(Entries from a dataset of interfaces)
=== Section Start ===

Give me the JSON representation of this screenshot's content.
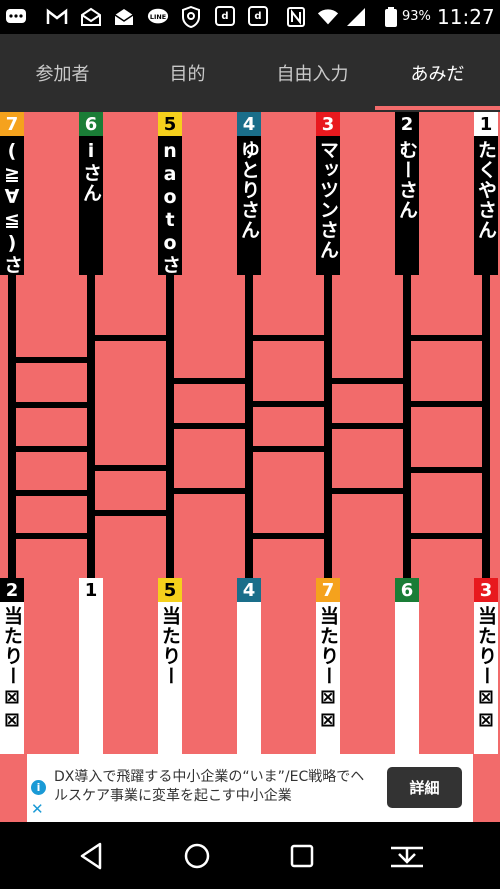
{
  "status_bar": {
    "battery_percent": "93%",
    "time": "11:27",
    "icons": [
      "chat-bubble-icon",
      "gmail-icon",
      "mail-icon",
      "mail-alt-icon",
      "line-app-icon",
      "shield-icon",
      "d-app-icon",
      "d-app-icon",
      "nfc-icon",
      "wifi-icon",
      "signal-icon",
      "battery-icon"
    ]
  },
  "tabs": [
    {
      "label": "参加者",
      "active": false
    },
    {
      "label": "目的",
      "active": false
    },
    {
      "label": "自由入力",
      "active": false
    },
    {
      "label": "あみだ",
      "active": true
    }
  ],
  "colors": {
    "board_bg": "#f26b6b",
    "line": "#000000",
    "badge_orange": "#f5a21d",
    "badge_green": "#1a7d36",
    "badge_yellow": "#f5d01c",
    "badge_teal": "#1a6e8a",
    "badge_red": "#e8191e",
    "badge_black": "#000000",
    "badge_white": "#ffffff"
  },
  "participants": [
    {
      "number": "7",
      "name": "(≧∀≦)さ",
      "badge_color": "#f5a21d"
    },
    {
      "number": "6",
      "name": "iさん",
      "badge_color": "#1a7d36"
    },
    {
      "number": "5",
      "name": "naotoさ",
      "badge_color": "#f5d01c"
    },
    {
      "number": "4",
      "name": "ゆとりさん",
      "badge_color": "#1a6e8a"
    },
    {
      "number": "3",
      "name": "マッツンさん",
      "badge_color": "#e8191e"
    },
    {
      "number": "2",
      "name": "むーさん",
      "badge_color": "#000000"
    },
    {
      "number": "1",
      "name": "たくやさん",
      "badge_color": "#ffffff"
    }
  ],
  "results": [
    {
      "number": "2",
      "text": "当たりー⊠⊠",
      "badge_color": "#000000",
      "highlight": true
    },
    {
      "number": "1",
      "text": "",
      "badge_color": "#ffffff",
      "highlight": false
    },
    {
      "number": "5",
      "text": "当たりー",
      "badge_color": "#f5d01c",
      "highlight": true
    },
    {
      "number": "4",
      "text": "",
      "badge_color": "#1a6e8a",
      "highlight": false
    },
    {
      "number": "7",
      "text": "当たりー⊠⊠",
      "badge_color": "#f5a21d",
      "highlight": true
    },
    {
      "number": "6",
      "text": "",
      "badge_color": "#1a7d36",
      "highlight": false
    },
    {
      "number": "3",
      "text": "当たりー⊠⊠",
      "badge_color": "#e8191e",
      "highlight": true
    }
  ],
  "ad": {
    "text": "DX導入で飛躍する中小企業の“いま”/EC戦略でヘルスケア事業に変革を起こす中小企業",
    "button_label": "詳細",
    "info_icon": "info-icon",
    "close_icon": "close-icon"
  },
  "nav": [
    "back-icon",
    "home-icon",
    "recents-icon",
    "download-icon"
  ]
}
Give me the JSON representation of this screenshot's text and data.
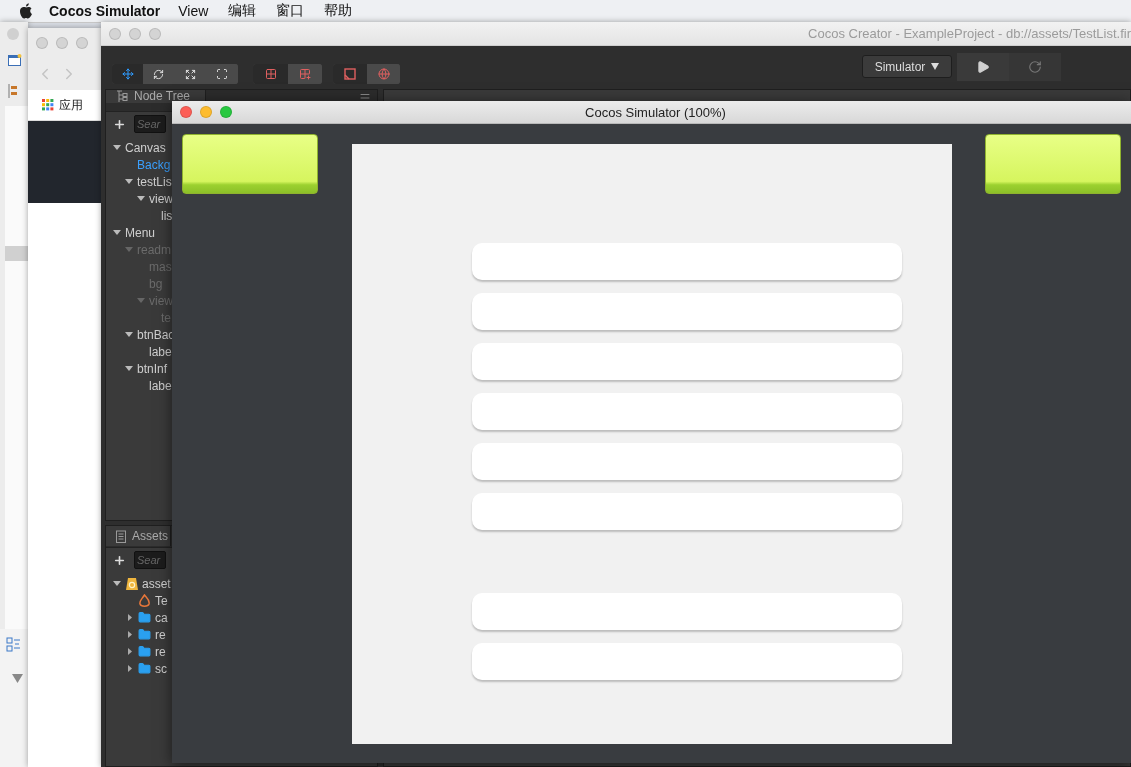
{
  "menu_bar": {
    "app_name": "Cocos Simulator",
    "items": [
      "View",
      "编辑",
      "窗口",
      "帮助"
    ]
  },
  "browser_window": {
    "active": false,
    "bookmark": "应用"
  },
  "editor_window": {
    "active": false,
    "title": "Cocos Creator - ExampleProject - db://assets/TestList.fir",
    "tool_groups": [
      {
        "tools": [
          {
            "kind": "move",
            "selected": true
          },
          {
            "kind": "rotate",
            "selected": false
          },
          {
            "kind": "scale",
            "selected": false
          },
          {
            "kind": "rect",
            "selected": false
          }
        ]
      },
      {
        "tools": [
          {
            "kind": "pivot",
            "selected": true
          },
          {
            "kind": "center",
            "selected": false
          }
        ]
      },
      {
        "tools": [
          {
            "kind": "local",
            "selected": true
          },
          {
            "kind": "global",
            "selected": false
          }
        ]
      }
    ],
    "run_target": "Simulator",
    "node_tree": {
      "title": "Node Tree",
      "search_placeholder": "Sear",
      "nodes": [
        {
          "label": "Canvas",
          "expanded": true,
          "selected": false,
          "disabled": false,
          "children": [
            {
              "label": "Backg",
              "selected": true,
              "disabled": false
            },
            {
              "label": "testLis",
              "expanded": true,
              "selected": false,
              "disabled": false,
              "children": [
                {
                  "label": "view",
                  "expanded": true,
                  "selected": false,
                  "disabled": false,
                  "children": [
                    {
                      "label": "lis",
                      "selected": false,
                      "disabled": false
                    }
                  ]
                }
              ]
            }
          ]
        },
        {
          "label": "Menu",
          "expanded": true,
          "selected": false,
          "disabled": false,
          "children": [
            {
              "label": "readm",
              "expanded": true,
              "selected": false,
              "disabled": true,
              "children": [
                {
                  "label": "mas",
                  "selected": false,
                  "disabled": true
                },
                {
                  "label": "bg",
                  "selected": false,
                  "disabled": true
                },
                {
                  "label": "view",
                  "expanded": true,
                  "selected": false,
                  "disabled": true,
                  "children": [
                    {
                      "label": "te",
                      "selected": false,
                      "disabled": true
                    }
                  ]
                }
              ]
            },
            {
              "label": "btnBac",
              "expanded": true,
              "selected": false,
              "disabled": false,
              "children": [
                {
                  "label": "labe",
                  "selected": false,
                  "disabled": false
                }
              ]
            },
            {
              "label": "btnInf",
              "expanded": true,
              "selected": false,
              "disabled": false,
              "children": [
                {
                  "label": "labe",
                  "selected": false,
                  "disabled": false
                }
              ]
            }
          ]
        }
      ]
    },
    "assets": {
      "title": "Assets",
      "search_placeholder": "Sear",
      "items": [
        {
          "label": "asset",
          "kind": "database",
          "expanded": true,
          "children": [
            {
              "label": "Te",
              "kind": "scene"
            },
            {
              "label": "ca",
              "kind": "folder",
              "expanded": false
            },
            {
              "label": "re",
              "kind": "folder",
              "expanded": false
            },
            {
              "label": "re",
              "kind": "folder",
              "expanded": false
            },
            {
              "label": "sc",
              "kind": "folder",
              "expanded": false
            }
          ]
        }
      ]
    }
  },
  "simulator_window": {
    "active": true,
    "title": "Cocos Simulator (100%)",
    "list_items": [
      {
        "kind": "item"
      },
      {
        "kind": "item"
      },
      {
        "kind": "item"
      },
      {
        "kind": "item"
      },
      {
        "kind": "item"
      },
      {
        "kind": "item"
      },
      {
        "kind": "blank"
      },
      {
        "kind": "item"
      },
      {
        "kind": "item"
      }
    ]
  }
}
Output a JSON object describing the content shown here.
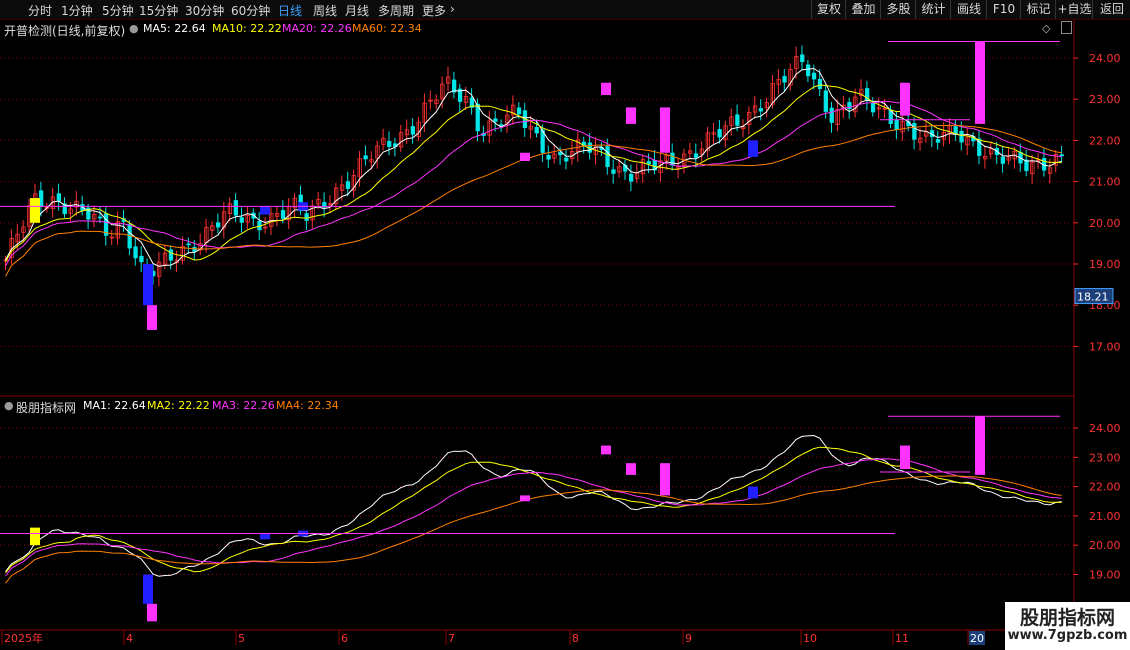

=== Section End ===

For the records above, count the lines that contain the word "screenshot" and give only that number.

**Exercise result**
2